Materialise Unveils New Logo
Speaking of never looking better — the Materialise logo has always been based on a laser beam, which makes sense, right? But the old logo was “designed to evoke a laser beam striking the surface of a bed of liquid resin: the starting point of 3D printing in stereolithography, the first printing technology at Materialise.” But not only do times change, they change quickly for the 3D printing industry, which sees rapid-pace development and applications in multiple sectors. So Materialise decided its logo needed an upgrade.
Companies know their logos are important, so what’s the thinking behind the new logo?

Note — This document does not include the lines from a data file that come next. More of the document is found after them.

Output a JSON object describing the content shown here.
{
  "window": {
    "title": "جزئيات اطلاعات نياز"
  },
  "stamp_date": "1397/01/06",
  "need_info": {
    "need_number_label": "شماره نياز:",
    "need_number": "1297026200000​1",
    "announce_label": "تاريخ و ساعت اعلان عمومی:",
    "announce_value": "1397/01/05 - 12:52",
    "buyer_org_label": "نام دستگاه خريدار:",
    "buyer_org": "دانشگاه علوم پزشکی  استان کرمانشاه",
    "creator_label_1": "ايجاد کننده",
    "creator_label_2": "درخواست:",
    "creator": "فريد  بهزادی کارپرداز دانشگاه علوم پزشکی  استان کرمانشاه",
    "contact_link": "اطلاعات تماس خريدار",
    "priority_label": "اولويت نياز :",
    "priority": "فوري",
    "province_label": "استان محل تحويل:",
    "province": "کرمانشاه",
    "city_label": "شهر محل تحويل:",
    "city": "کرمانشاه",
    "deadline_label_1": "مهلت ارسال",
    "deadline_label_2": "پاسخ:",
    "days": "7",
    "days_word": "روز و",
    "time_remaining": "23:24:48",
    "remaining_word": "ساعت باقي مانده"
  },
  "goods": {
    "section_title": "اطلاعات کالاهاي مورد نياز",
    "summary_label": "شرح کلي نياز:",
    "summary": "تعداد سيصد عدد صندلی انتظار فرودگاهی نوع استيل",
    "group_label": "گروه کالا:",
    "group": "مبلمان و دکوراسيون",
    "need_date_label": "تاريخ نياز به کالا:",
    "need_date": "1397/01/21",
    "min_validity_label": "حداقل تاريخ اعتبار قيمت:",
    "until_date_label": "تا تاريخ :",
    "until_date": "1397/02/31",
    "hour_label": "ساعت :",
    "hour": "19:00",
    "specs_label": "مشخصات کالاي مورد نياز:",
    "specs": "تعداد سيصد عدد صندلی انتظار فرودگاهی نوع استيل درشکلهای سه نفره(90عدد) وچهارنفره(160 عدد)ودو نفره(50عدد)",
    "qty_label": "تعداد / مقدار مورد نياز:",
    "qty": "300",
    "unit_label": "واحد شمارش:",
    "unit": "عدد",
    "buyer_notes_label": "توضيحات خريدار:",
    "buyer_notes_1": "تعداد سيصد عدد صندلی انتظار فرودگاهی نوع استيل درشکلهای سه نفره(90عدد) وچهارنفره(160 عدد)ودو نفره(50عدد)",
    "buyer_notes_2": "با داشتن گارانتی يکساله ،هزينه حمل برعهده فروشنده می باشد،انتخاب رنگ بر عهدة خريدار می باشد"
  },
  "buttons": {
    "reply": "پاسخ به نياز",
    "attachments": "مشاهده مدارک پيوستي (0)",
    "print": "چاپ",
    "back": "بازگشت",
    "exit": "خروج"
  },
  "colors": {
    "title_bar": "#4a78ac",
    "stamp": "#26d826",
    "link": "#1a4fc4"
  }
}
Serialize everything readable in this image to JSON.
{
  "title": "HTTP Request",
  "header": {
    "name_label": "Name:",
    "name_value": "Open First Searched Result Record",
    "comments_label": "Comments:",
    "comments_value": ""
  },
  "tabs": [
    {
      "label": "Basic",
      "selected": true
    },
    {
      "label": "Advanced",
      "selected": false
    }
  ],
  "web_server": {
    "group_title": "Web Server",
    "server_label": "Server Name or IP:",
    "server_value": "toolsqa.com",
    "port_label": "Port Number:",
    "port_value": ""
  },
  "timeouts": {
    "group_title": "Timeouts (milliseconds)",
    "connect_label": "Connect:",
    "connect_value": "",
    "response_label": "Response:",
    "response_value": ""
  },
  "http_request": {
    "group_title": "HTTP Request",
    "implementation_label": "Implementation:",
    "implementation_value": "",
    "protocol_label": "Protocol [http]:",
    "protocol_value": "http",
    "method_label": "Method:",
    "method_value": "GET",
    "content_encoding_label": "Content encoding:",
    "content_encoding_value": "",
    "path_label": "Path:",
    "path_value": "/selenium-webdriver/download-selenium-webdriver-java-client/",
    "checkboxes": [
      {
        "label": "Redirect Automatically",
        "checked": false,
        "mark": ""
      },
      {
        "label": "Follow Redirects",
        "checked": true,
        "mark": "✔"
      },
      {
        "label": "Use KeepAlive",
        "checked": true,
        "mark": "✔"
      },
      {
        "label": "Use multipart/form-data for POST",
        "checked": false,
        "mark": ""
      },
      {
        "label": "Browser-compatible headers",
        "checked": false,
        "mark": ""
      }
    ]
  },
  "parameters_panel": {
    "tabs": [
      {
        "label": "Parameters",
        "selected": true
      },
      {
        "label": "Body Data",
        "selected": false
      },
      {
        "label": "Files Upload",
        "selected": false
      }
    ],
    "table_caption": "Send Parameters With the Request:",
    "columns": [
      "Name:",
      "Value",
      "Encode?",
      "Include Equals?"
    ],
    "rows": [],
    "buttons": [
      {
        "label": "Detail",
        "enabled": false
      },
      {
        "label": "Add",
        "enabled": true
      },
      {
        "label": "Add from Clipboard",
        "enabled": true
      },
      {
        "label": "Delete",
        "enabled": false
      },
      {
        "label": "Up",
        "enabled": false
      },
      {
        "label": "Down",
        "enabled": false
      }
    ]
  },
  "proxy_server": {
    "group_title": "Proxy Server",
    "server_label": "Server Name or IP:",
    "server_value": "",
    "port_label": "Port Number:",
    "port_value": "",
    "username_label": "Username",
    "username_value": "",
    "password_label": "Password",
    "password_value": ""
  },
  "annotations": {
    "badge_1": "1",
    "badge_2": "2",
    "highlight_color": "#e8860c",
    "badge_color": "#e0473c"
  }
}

“In our new visual style, you find the characteristic Materialise blue now enhanced with a gradient from light to dark for a more dynamic feel. The triangular motif of the logo pays homage to the triangles which populate 3D design files. Meanwhile, a new, softly rounded typeface for the Materialise wordmark balances the crisp angles of the symbol design. All throughout the new design, the clean, horizontal line continues to symbolize the backbone that Materialise offers for the 3D printing industry — with a steadfast commitment to innovation, quality and reliability.”
How does that sound to you for Materialise’s new logo retrofitting?
i.materialise Website Gets Makeover
Speaking of retrofitting, in conjunction with Materialise’s new logo i.materialise has updated its website to offer a new design, more features, improved navigation process, and, of course, more information. In the Design section, you can learn to create 3D printable models. You can also buy 3D printed items instead of designing your own things, and this has become more convenient. At the Customizable Products shop you can tweak existing designs to personalize them before ordering your print. In the Sell section, learn about starting your own 3D printing business. On the Learn page you can find answers to FAQ’s as well as more specific information to support your particular 3D printing needs. Finally, for inspiration, check out the Inspire page where you can see what others are designing and printing, and connect with people, join design challenges, and attend the next event! What interested you most in this week’s news? Discuss in the 3D Printing Weekly News forum over at 3DPB.com.
You May Also Like
Zurich: Studying Residual Deformations in Metal Additive Manufacturing
Researchers from Zurich University of Applied Sciences in Switzerland continue to explore industrial 3D printing further, sharing the details of their recent study in ‘Simulation and validation of residual deformations...
Testing the Strength of Hollow, 3D-Printed PLA Spheres
Researchers from Romania have studied the mechanical properties of parts fabricated from polylactic acid, releasing the details of their recent study in ‘Mechanical Behavior of 3D Printed PLA Hollow Spherical...
Imperial College London & Additive Manufacturing Analysis: WAAM Production of Sheet Metal
Researchers from Imperial College London explore materials and techniques in 3D printing and AM processes, releasing their findings in the recently published ‘Mechanical and microstructural testing of wire and arc...
Improving Foundry Production of Metal Sand Molds via 3D Printing
Saptarshee Mitra has recently published a doctoral thesis, ‘Experimental and numerical characterization of functional properties of sand molds produced by additive manufacturing (3D printing by jet binding) in a fast...
View our broad assortment of in house and third party products.